Basically this all adds up to: this book wasn’t for me.  If you’re looking for an anger fueled journey of revenge riddled with self-mutilation and a lot of reflection in a semi-magical Japan, SHADOWS ON THE MOON is for you.  If you want a story with a bit more of a kick and excitement, maybe look elsewhere.  Whatever you do, happy reading

Final Thought: 1 out of 3 moon bunny toadstools

This review is also posted on GoodReads

Sunday, October 20, 2013

Review: The Goddess Inheritance by Aimee Carter

Love or life.
Henry or their child.
The end of her family or the end of the world.
Kate must choose.

During nine months of captivity, Kate Winters has survived a jealous goddess, a vengeful Titan and a pregnancy she never asked for. Now the Queen of the Gods wants her unborn child, and Kate can't stop her--until Cronus offers a deal.

In exchange for her loyalty and devotion, the King of the Titans will spare humanity and let Kate keep her child. Yet even if Kate agrees, he'll destroy Henry, her mother and the rest of the council. And if she refuses, Cronus will tear the world apart until every last god and mortal is dead.

With the fate of everyone she loves resting on her shoulders, Kate must do the impossible: find a way to defeat the most powerful being in existence, even if it costs her everything.

Even if it costs her eternity.

(info grabbed from GoodReads

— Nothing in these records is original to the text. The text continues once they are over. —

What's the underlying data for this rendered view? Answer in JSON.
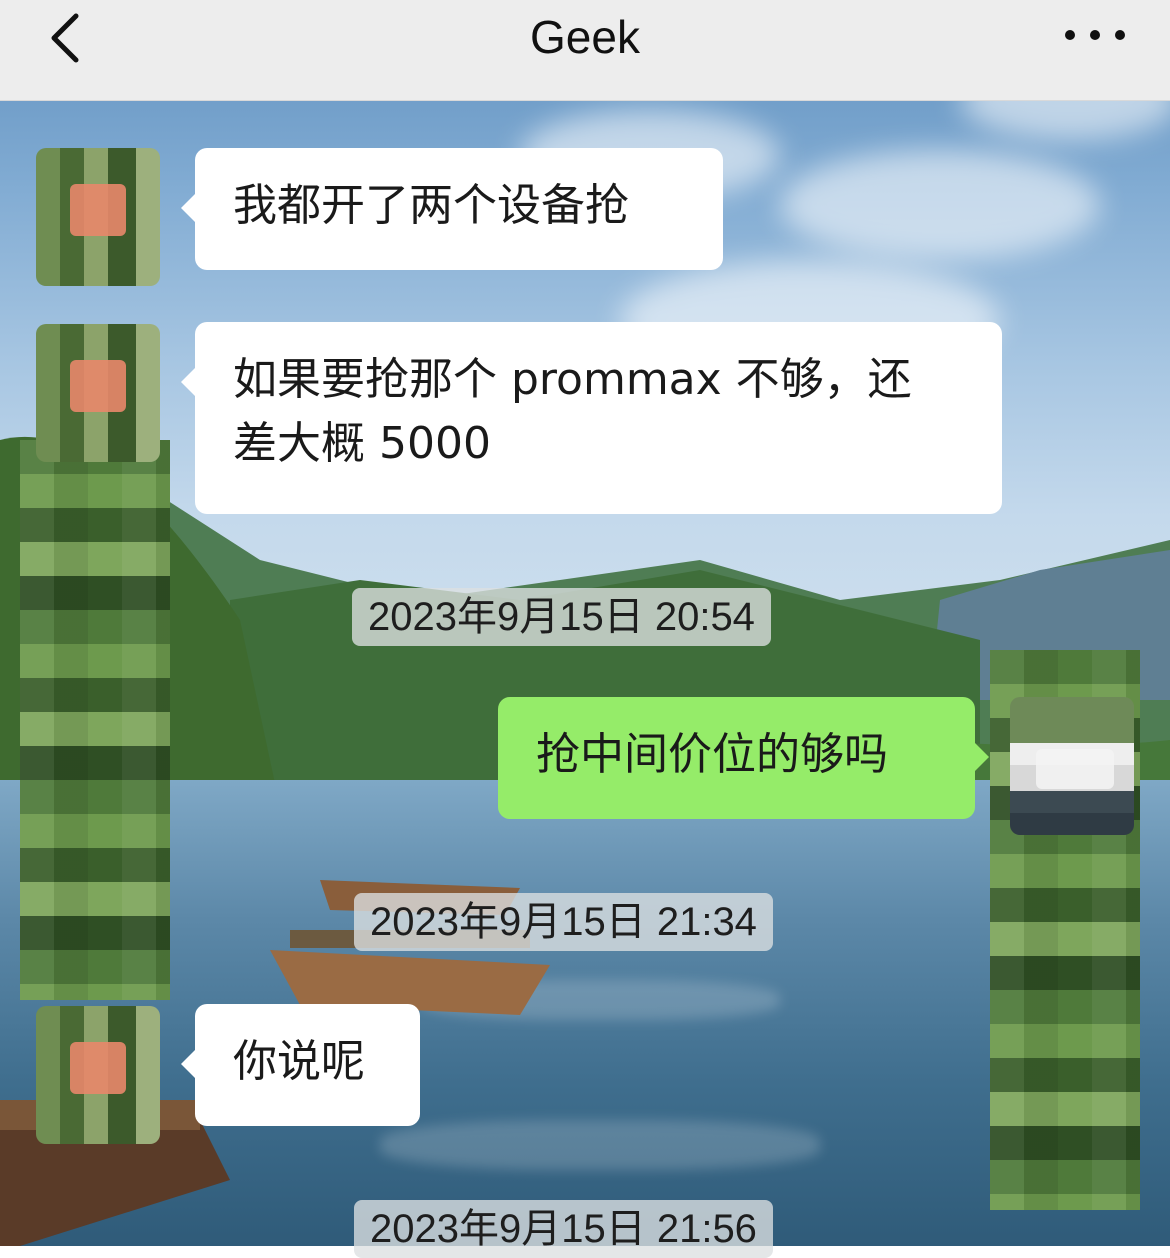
{
  "header": {
    "title": "Geek",
    "back_icon": "chevron-left-icon",
    "more_icon": "more-horizontal-icon"
  },
  "messages": [
    {
      "sender": "other",
      "text": "我都开了两个设备抢"
    },
    {
      "sender": "other",
      "text_line1": "如果要抢那个 prommax 不够，还",
      "text_line2": "差大概 5000"
    },
    {
      "sender": "self",
      "text": "抢中间价位的够吗"
    },
    {
      "sender": "other",
      "text": "你说呢"
    }
  ],
  "timestamps": [
    "2023年9月15日 20:54",
    "2023年9月15日 21:34",
    "2023年9月15日 21:56"
  ],
  "colors": {
    "header_bg": "#ededed",
    "incoming_bubble": "#ffffff",
    "outgoing_bubble": "#95ec69"
  }
}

THE GODDESS INHERITANCE was a great (potentially temporary) end to THE GODDESS TEST trilogy.  It was action packed and filled with the same spark that made me love the first two books.  I also really liked how Aimee Carter left the ending open while still maintaining that complete feeling.  There is so much left in this world she created to explore; there are several characters that could have their own story and so many places that are only touched upon. 

I love how marriage is sexy in this series -- holy matrimony never looked so good.  Henry and Kate’s relationship still has a lot of spark to it, which I found especially lovely because they’re married.  Marriage isn’t terribly common in young adult (which makes sense; it’s young adult), but I love that THE GODDESS TEST series portrayed marriage in a good (and sexy) light.  In young adult, the glimpses of marriage you do get are usually through the parents of the characters.  And let’s face it, in young adult, there’s an abundance of absent and/or divorced parents.  Kate’s (somewhat incestuous) family is refreshing.  Plus, who doesn’t love a bit of win-cest?  I don’t usually, but for some reason I find myself loving how Kate’s mom is also her auntie and sister-in-law.

There’s nothing I would say is bad about the book, but there is something that was just okay.  I felt like I didn't have a strong feel for Henry's character anymore -- he's barely a main character in this book.  Actually, he is the definition of a supporting character, as he literally supports Kate.  That is his main role in the book, at least from my perspective.  Henry doesn't have the strongest personality to begin with, so with his depleted role, it was really easy to lose sight of who he is.  Henry is in the book more than he was in GODDESS INTERRUPTED, however, he just didn't have a lot of moments where his character shined.  In THE GODDESS TEST, my favorite part of the book was the chemistry between Henry and Kate, so the sequel and this one let me down a little in that way.

I love the way Aimee Carter writes; she has a relaxed way of writing that is so easy to read.  Not to say that her stories aren't dynamic or suspenseful, because they are.  The way she writes is kind of like how people normally talk: it is relaxed.  It is fluid.  It makes her books a quick, fun reads consistantly.  I would pick up another book written by her in a heart beat.  And it's nice to know I won't have to wait too long: her next book is out next month.  PAWN is the start of a dystopian series, which is a bit of a jump from THE GODDESS TEST, but I'm betting it will be just as good.

Final Thought: 23 out of 29 toadstools

This review is also posted on GoodReads